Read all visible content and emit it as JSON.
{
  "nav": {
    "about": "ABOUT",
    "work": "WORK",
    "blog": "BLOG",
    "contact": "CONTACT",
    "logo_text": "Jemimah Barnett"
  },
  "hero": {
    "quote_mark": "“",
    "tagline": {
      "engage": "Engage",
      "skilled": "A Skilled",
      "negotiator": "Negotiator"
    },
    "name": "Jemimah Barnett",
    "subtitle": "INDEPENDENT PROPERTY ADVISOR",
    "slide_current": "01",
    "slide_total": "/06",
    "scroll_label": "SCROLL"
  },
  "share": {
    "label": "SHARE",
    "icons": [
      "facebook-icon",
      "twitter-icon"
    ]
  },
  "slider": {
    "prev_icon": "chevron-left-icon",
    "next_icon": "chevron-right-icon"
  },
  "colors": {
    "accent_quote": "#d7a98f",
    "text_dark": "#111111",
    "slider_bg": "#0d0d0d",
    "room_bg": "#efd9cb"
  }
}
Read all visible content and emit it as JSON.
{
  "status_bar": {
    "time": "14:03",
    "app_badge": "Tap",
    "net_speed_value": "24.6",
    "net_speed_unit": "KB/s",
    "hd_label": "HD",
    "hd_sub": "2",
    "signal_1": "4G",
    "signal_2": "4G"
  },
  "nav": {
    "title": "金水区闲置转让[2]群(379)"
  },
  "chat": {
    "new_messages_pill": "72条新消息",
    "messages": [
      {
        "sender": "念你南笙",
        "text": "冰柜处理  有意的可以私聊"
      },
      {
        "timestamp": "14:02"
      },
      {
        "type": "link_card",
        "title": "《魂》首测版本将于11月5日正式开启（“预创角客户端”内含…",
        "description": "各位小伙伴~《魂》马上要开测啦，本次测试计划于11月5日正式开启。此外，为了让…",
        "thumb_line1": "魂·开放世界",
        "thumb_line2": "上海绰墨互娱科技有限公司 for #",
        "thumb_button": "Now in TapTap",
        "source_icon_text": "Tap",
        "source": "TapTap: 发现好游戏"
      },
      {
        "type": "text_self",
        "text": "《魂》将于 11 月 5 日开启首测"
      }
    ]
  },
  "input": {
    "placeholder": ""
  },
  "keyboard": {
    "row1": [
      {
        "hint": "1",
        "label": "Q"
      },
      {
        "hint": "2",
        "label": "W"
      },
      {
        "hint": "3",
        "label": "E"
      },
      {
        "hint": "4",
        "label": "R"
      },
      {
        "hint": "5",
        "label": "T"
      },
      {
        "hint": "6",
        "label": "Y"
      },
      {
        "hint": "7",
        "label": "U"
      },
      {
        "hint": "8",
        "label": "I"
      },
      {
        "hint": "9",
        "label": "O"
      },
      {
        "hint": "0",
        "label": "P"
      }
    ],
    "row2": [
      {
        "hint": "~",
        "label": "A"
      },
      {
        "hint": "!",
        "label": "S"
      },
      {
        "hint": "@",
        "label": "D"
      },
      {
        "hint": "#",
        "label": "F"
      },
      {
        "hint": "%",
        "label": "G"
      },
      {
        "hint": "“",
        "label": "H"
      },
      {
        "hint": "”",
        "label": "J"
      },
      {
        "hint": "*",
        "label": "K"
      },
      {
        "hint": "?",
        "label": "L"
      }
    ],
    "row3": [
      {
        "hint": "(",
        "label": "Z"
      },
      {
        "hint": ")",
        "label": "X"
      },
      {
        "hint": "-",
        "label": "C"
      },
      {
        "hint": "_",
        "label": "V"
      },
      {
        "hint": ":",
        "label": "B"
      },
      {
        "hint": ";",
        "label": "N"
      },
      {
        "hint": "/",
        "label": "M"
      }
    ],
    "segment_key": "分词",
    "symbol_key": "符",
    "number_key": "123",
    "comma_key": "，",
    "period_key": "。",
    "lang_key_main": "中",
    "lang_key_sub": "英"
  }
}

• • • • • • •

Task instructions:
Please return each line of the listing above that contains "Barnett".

Exercise response:
    "logo_text": "Jemimah Barnett"
    "name": "Jemimah Barnett",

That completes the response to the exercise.